The other part of this continuing tale is the people who have decided that whoever raped her still believes in the innocence of the as yet unnamed perpetrators. These posters have been appearing in the community, and while not illegal, are offending many.
“This is our street, we are mourning our daughter, my children live in this neighbourhood. If you wanted to speak the truth … why didn’t you speak when Rehtaeh was alive … you push her to suicide then you continue with this bulls—!!! Really???? You have no compassion … but we knew that already,” Parsons wrote on the Facebook page she created to honour her daughter’s memory.
In addition to the posters, there was a Facebook page created to support the boys, although the police had it taken down because it contained information that could be used to identify the boys.
The problem with this approach is that the people behind this are denying that Rehtaeh was raped at all. If and when one or more are named, it is fair that those individuals should be supported by their families and friends. That is the principle of presumed innocence. The wording of the posters suggest that once all the information comes out it will be shown that either no rape occurred or any sexual activity was consensual. As far as I have read, there has been no suggestion that sexual assault did not occur.
Although the verbal and emotional abuse that she suffered after the incident may not technically been illegal, it is hard to imagine anyone supporting that type of activity.
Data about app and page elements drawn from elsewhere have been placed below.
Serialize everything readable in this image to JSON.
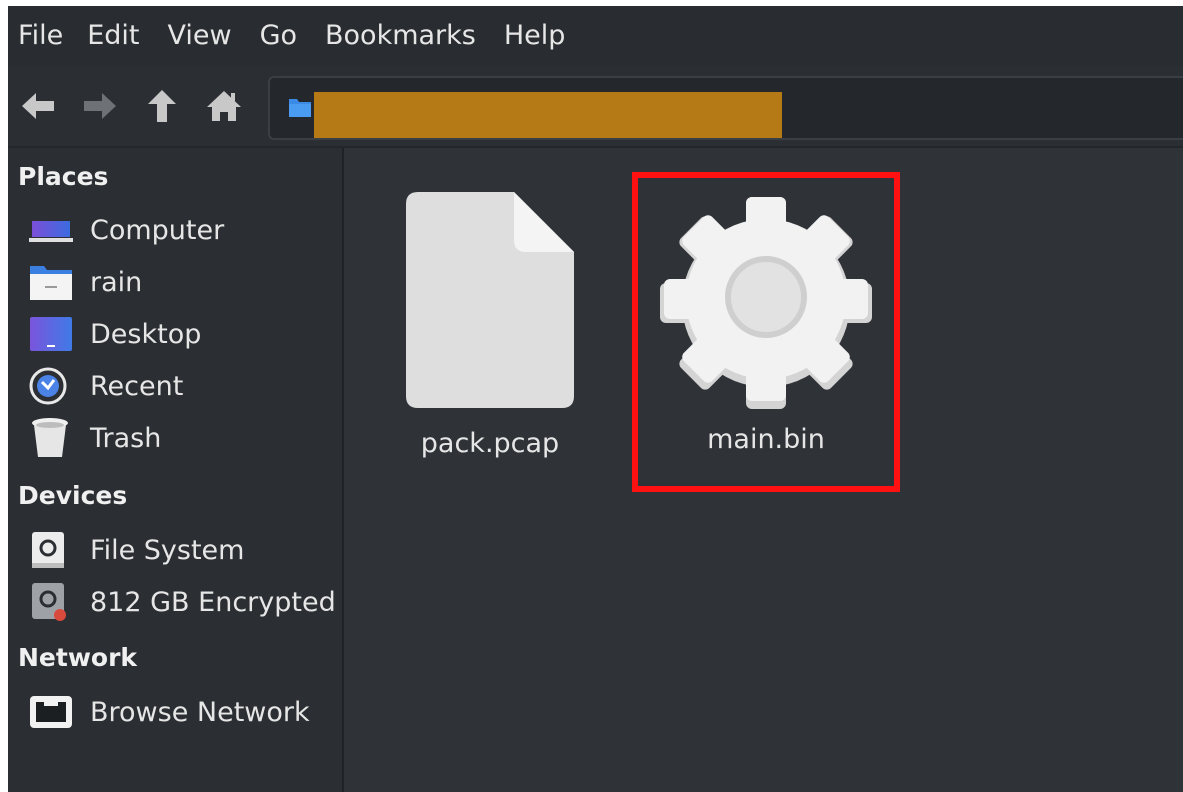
{
  "menubar": {
    "items": [
      {
        "label": "File"
      },
      {
        "label": "Edit"
      },
      {
        "label": "View"
      },
      {
        "label": "Go"
      },
      {
        "label": "Bookmarks"
      },
      {
        "label": "Help"
      }
    ]
  },
  "toolbar": {
    "buttons": [
      "back-arrow-icon",
      "forward-arrow-icon",
      "up-arrow-icon",
      "home-icon"
    ],
    "path_crumb_color": "#b57a16"
  },
  "sidebar": {
    "places_heading": "Places",
    "places": [
      {
        "label": "Computer",
        "icon": "computer-icon"
      },
      {
        "label": "rain",
        "icon": "home-folder-icon"
      },
      {
        "label": "Desktop",
        "icon": "desktop-icon"
      },
      {
        "label": "Recent",
        "icon": "recent-icon"
      },
      {
        "label": "Trash",
        "icon": "trash-icon"
      }
    ],
    "devices_heading": "Devices",
    "devices": [
      {
        "label": "File System",
        "icon": "drive-icon"
      },
      {
        "label": "812 GB Encrypted",
        "icon": "encrypted-drive-icon"
      }
    ],
    "network_heading": "Network",
    "network": [
      {
        "label": "Browse Network",
        "icon": "network-icon"
      }
    ]
  },
  "files": [
    {
      "name": "pack.pcap",
      "icon": "document-icon"
    },
    {
      "name": "main.bin",
      "icon": "gear-icon"
    }
  ],
  "highlight_color": "#ff1111"
}
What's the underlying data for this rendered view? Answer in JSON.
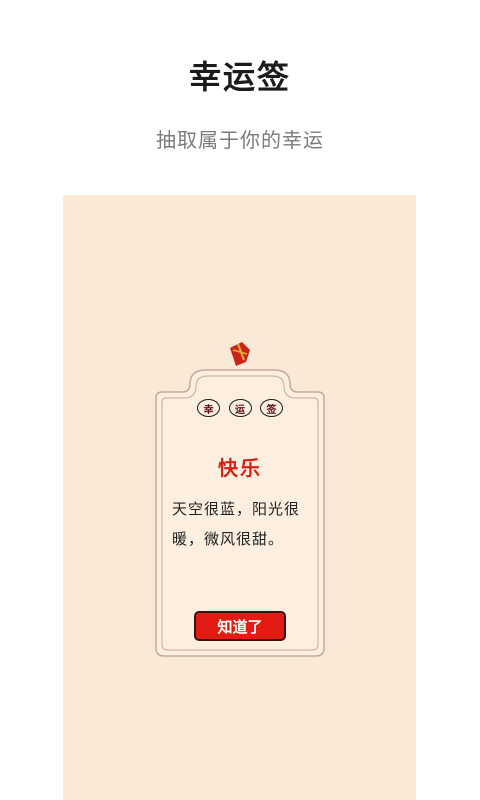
{
  "header": {
    "title": "幸运签",
    "subtitle": "抽取属于你的幸运"
  },
  "card": {
    "chips": [
      "幸",
      "运",
      "签"
    ],
    "title": "快乐",
    "message": "天空很蓝，阳光很暖，微风很甜。",
    "button_label": "知道了"
  },
  "colors": {
    "panel_bg": "#f9e9d6",
    "accent_red": "#e41b12",
    "title_red": "#d42216",
    "card_border": "#c9a89a"
  }
}
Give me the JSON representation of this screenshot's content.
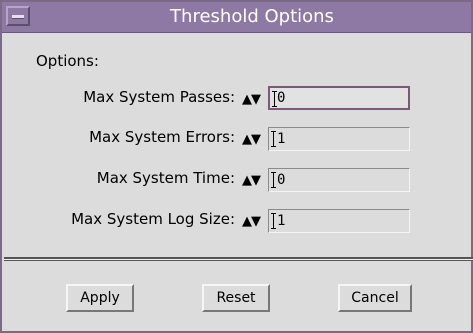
{
  "window": {
    "title": "Threshold Options"
  },
  "options_label": "Options:",
  "rows": [
    {
      "label": "Max System Passes:",
      "spinner": "▲▼",
      "value": "0"
    },
    {
      "label": "Max System Errors:",
      "spinner": "▲▼",
      "value": "1"
    },
    {
      "label": "Max System Time:",
      "spinner": "▲▼",
      "value": "0"
    },
    {
      "label": "Max System Log Size:",
      "spinner": "▲▼",
      "value": "1"
    }
  ],
  "buttons": {
    "apply": "Apply",
    "reset": "Reset",
    "cancel": "Cancel"
  },
  "colors": {
    "titlebar": "#8e78a4",
    "focus_border": "#7a5a78",
    "background": "#dcdcdc"
  }
}
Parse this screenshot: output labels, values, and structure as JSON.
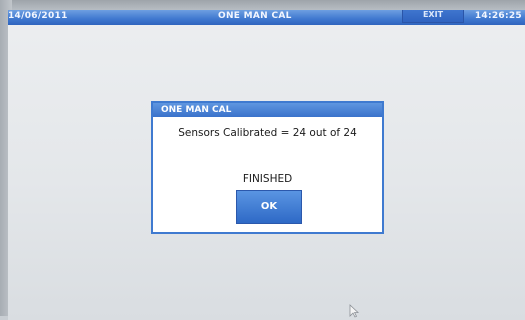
{
  "header": {
    "date": "14/06/2011",
    "title": "ONE MAN CAL",
    "time": "14:26:25",
    "exit_label": "EXIT"
  },
  "dialog": {
    "title": "ONE MAN CAL",
    "message": "Sensors Calibrated = 24 out of 24",
    "status": "FINISHED",
    "ok_label": "OK"
  },
  "colors": {
    "accent": "#3f78cf",
    "screen_bg": "#e4e7ea"
  }
}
There is no doubt that Rape Culture is alive and well in Atlantic Canada.